● Instructions to follow
Each entry must be returned exactly. None may be omitted.

** Given records follows **

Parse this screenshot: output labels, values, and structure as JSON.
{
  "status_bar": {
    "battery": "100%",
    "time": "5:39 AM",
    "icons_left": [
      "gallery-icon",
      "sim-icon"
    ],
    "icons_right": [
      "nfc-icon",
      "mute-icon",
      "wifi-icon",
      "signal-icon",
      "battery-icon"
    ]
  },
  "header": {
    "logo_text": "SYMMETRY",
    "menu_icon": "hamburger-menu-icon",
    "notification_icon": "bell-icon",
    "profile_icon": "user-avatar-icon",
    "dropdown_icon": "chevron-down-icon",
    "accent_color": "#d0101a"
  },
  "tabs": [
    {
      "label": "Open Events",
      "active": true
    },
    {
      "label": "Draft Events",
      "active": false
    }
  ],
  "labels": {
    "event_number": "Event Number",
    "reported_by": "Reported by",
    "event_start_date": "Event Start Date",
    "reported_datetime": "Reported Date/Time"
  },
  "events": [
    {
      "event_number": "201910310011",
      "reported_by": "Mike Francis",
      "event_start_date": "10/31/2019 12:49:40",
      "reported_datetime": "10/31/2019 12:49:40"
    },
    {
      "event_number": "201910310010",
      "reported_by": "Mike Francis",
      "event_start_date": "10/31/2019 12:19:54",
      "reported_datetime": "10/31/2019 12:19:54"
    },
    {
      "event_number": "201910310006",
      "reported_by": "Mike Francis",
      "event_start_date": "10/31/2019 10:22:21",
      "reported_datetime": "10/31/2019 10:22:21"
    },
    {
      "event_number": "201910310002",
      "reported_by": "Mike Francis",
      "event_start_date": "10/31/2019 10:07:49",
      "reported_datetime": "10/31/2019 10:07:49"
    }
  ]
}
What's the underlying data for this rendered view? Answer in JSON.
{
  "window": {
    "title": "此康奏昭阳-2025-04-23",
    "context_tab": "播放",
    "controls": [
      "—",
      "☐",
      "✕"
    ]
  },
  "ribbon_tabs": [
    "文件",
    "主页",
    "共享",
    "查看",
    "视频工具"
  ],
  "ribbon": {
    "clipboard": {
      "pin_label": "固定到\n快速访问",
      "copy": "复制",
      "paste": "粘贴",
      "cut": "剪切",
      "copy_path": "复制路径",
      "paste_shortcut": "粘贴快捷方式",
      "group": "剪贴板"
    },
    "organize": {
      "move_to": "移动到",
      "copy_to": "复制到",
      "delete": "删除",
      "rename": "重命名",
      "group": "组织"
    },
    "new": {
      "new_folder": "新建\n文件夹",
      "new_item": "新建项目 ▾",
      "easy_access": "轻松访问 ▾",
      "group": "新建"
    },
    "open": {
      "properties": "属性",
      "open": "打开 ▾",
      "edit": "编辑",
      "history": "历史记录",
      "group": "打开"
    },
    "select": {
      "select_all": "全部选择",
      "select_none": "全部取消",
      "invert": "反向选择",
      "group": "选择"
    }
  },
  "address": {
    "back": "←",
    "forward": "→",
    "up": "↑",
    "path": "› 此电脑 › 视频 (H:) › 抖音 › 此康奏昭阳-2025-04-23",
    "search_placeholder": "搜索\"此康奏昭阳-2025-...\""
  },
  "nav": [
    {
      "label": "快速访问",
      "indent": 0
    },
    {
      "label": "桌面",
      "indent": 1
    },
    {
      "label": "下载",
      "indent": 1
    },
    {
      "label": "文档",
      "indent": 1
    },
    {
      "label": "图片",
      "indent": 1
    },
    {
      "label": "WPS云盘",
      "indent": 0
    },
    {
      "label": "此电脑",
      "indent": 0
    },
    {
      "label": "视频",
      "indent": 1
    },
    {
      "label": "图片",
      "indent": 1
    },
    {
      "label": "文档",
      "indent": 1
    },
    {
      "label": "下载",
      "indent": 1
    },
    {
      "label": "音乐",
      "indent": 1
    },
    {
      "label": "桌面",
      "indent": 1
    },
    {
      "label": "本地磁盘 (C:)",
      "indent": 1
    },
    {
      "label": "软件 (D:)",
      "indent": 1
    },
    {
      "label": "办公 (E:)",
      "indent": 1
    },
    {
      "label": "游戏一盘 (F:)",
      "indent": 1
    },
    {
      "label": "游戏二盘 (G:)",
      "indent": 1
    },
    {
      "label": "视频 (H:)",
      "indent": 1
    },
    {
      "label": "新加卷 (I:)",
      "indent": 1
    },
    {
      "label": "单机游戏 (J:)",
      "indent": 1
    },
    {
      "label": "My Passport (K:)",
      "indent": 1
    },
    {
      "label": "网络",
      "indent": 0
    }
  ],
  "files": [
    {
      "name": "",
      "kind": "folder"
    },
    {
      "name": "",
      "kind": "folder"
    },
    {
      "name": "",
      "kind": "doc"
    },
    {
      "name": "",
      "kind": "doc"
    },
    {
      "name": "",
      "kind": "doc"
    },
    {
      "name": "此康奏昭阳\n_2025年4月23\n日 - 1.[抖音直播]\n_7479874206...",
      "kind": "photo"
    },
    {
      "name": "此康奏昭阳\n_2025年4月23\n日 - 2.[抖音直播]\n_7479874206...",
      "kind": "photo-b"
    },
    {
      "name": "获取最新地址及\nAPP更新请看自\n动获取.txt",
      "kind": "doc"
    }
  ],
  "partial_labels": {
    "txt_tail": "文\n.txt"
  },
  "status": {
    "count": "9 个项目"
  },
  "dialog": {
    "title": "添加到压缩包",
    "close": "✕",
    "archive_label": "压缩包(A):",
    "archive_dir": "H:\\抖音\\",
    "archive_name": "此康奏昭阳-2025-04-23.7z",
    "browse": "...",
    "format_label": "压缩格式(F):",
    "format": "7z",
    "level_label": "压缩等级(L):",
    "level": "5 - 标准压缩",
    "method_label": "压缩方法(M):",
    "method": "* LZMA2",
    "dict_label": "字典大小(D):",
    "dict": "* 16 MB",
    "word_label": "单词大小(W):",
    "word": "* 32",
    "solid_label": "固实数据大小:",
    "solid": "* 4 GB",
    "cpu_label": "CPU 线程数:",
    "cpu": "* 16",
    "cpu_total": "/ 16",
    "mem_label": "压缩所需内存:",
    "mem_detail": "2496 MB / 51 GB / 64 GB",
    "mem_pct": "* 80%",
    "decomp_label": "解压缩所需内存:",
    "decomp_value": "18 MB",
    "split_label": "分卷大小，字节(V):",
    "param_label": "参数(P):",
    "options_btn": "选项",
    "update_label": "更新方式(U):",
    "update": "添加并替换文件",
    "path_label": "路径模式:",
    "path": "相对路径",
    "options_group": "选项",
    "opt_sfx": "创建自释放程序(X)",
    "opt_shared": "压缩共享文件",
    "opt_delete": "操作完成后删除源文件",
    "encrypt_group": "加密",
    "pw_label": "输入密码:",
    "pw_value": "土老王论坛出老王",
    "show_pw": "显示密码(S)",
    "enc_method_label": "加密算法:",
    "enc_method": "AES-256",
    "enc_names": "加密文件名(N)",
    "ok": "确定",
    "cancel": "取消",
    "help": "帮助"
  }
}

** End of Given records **

● Answer box
Parse this screenshot: output labels, values, and structure as JSON.
{
  "status_bar": {
    "battery": "100%",
    "time": "5:39 AM",
    "icons_left": [
      "gallery-icon",
      "sim-icon"
    ],
    "icons_right": [
      "nfc-icon",
      "mute-icon",
      "wifi-icon",
      "signal-icon",
      "battery-icon"
    ]
  },
  "header": {
    "logo_text": "SYMMETRY",
    "menu_icon": "hamburger-menu-icon",
    "notification_icon": "bell-icon",
    "profile_icon": "user-avatar-icon",
    "dropdown_icon": "chevron-down-icon",
    "accent_color": "#d0101a"
  },
  "tabs": [
    {
      "label": "Open Events",
      "active": true
    },
    {
      "label": "Draft Events",
      "active": false
    }
  ],
  "labels": {
    "event_number": "Event Number",
    "reported_by": "Reported by",
    "event_start_date": "Event Start Date",
    "reported_datetime": "Reported Date/Time"
  },
  "events": [
    {
      "event_number": "201910310011",
      "reported_by": "Mike Francis",
      "event_start_date": "10/31/2019 12:49:40",
      "reported_datetime": "10/31/2019 12:49:40"
    },
    {
      "event_number": "201910310010",
      "reported_by": "Mike Francis",
      "event_start_date": "10/31/2019 12:19:54",
      "reported_datetime": "10/31/2019 12:19:54"
    },
    {
      "event_number": "201910310006",
      "reported_by": "Mike Francis",
      "event_start_date": "10/31/2019 10:22:21",
      "reported_datetime": "10/31/2019 10:22:21"
    },
    {
      "event_number": "201910310002",
      "reported_by": "Mike Francis",
      "event_start_date": "10/31/2019 10:07:49",
      "reported_datetime": "10/31/2019 10:07:49"
    }
  ]
}
What's the underlying data for this rendered view? Answer in JSON.
{
  "window": {
    "title": "此康奏昭阳-2025-04-23",
    "context_tab": "播放",
    "controls": [
      "—",
      "☐",
      "✕"
    ]
  },
  "ribbon_tabs": [
    "文件",
    "主页",
    "共享",
    "查看",
    "视频工具"
  ],
  "ribbon": {
    "clipboard": {
      "pin_label": "固定到\n快速访问",
      "copy": "复制",
      "paste": "粘贴",
      "cut": "剪切",
      "copy_path": "复制路径",
      "paste_shortcut": "粘贴快捷方式",
      "group": "剪贴板"
    },
    "organize": {
      "move_to": "移动到",
      "copy_to": "复制到",
      "delete": "删除",
      "rename": "重命名",
      "group": "组织"
    },
    "new": {
      "new_folder": "新建\n文件夹",
      "new_item": "新建项目 ▾",
      "easy_access": "轻松访问 ▾",
      "group": "新建"
    },
    "open": {
      "properties": "属性",
      "open": "打开 ▾",
      "edit": "编辑",
      "history": "历史记录",
      "group": "打开"
    },
    "select": {
      "select_all": "全部选择",
      "select_none": "全部取消",
      "invert": "反向选择",
      "group": "选择"
    }
  },
  "address": {
    "back": "←",
    "forward": "→",
    "up": "↑",
    "path": "› 此电脑 › 视频 (H:) › 抖音 › 此康奏昭阳-2025-04-23",
    "search_placeholder": "搜索\"此康奏昭阳-2025-...\""
  },
  "nav": [
    {
      "label": "快速访问",
      "indent": 0
    },
    {
      "label": "桌面",
      "indent": 1
    },
    {
      "label": "下载",
      "indent": 1
    },
    {
      "label": "文档",
      "indent": 1
    },
    {
      "label": "图片",
      "indent": 1
    },
    {
      "label": "WPS云盘",
      "indent": 0
    },
    {
      "label": "此电脑",
      "indent": 0
    },
    {
      "label": "视频",
      "indent": 1
    },
    {
      "label": "图片",
      "indent": 1
    },
    {
      "label": "文档",
      "indent": 1
    },
    {
      "label": "下载",
      "indent": 1
    },
    {
      "label": "音乐",
      "indent": 1
    },
    {
      "label": "桌面",
      "indent": 1
    },
    {
      "label": "本地磁盘 (C:)",
      "indent": 1
    },
    {
      "label": "软件 (D:)",
      "indent": 1
    },
    {
      "label": "办公 (E:)",
      "indent": 1
    },
    {
      "label": "游戏一盘 (F:)",
      "indent": 1
    },
    {
      "label": "游戏二盘 (G:)",
      "indent": 1
    },
    {
      "label": "视频 (H:)",
      "indent": 1
    },
    {
      "label": "新加卷 (I:)",
      "indent": 1
    },
    {
      "label": "单机游戏 (J:)",
      "indent": 1
    },
    {
      "label": "My Passport (K:)",
      "indent": 1
    },
    {
      "label": "网络",
      "indent": 0
    }
  ],
  "files": [
    {
      "name": "",
      "kind": "folder"
    },
    {
      "name": "",
      "kind": "folder"
    },
    {
      "name": "",
      "kind": "doc"
    },
    {
      "name": "",
      "kind": "doc"
    },
    {
      "name": "",
      "kind": "doc"
    },
    {
      "name": "此康奏昭阳\n_2025年4月23\n日 - 1.[抖音直播]\n_7479874206...",
      "kind": "photo"
    },
    {
      "name": "此康奏昭阳\n_2025年4月23\n日 - 2.[抖音直播]\n_7479874206...",
      "kind": "photo-b"
    },
    {
      "name": "获取最新地址及\nAPP更新请看自\n动获取.txt",
      "kind": "doc"
    }
  ],
  "partial_labels": {
    "txt_tail": "文\n.txt"
  },
  "status": {
    "count": "9 个项目"
  },
  "dialog": {
    "title": "添加到压缩包",
    "close": "✕",
    "archive_label": "压缩包(A):",
    "archive_dir": "H:\\抖音\\",
    "archive_name": "此康奏昭阳-2025-04-23.7z",
    "browse": "...",
    "format_label": "压缩格式(F):",
    "format": "7z",
    "level_label": "压缩等级(L):",
    "level": "5 - 标准压缩",
    "method_label": "压缩方法(M):",
    "method": "* LZMA2",
    "dict_label": "字典大小(D):",
    "dict": "* 16 MB",
    "word_label": "单词大小(W):",
    "word": "* 32",
    "solid_label": "固实数据大小:",
    "solid": "* 4 GB",
    "cpu_label": "CPU 线程数:",
    "cpu": "* 16",
    "cpu_total": "/ 16",
    "mem_label": "压缩所需内存:",
    "mem_detail": "2496 MB / 51 GB / 64 GB",
    "mem_pct": "* 80%",
    "decomp_label": "解压缩所需内存:",
    "decomp_value": "18 MB",
    "split_label": "分卷大小，字节(V):",
    "param_label": "参数(P):",
    "options_btn": "选项",
    "update_label": "更新方式(U):",
    "update": "添加并替换文件",
    "path_label": "路径模式:",
    "path": "相对路径",
    "options_group": "选项",
    "opt_sfx": "创建自释放程序(X)",
    "opt_shared": "压缩共享文件",
    "opt_delete": "操作完成后删除源文件",
    "encrypt_group": "加密",
    "pw_label": "输入密码:",
    "pw_value": "土老王论坛出老王",
    "show_pw": "显示密码(S)",
    "enc_method_label": "加密算法:",
    "enc_method": "AES-256",
    "enc_names": "加密文件名(N)",
    "ok": "确定",
    "cancel": "取消",
    "help": "帮助"
  }
}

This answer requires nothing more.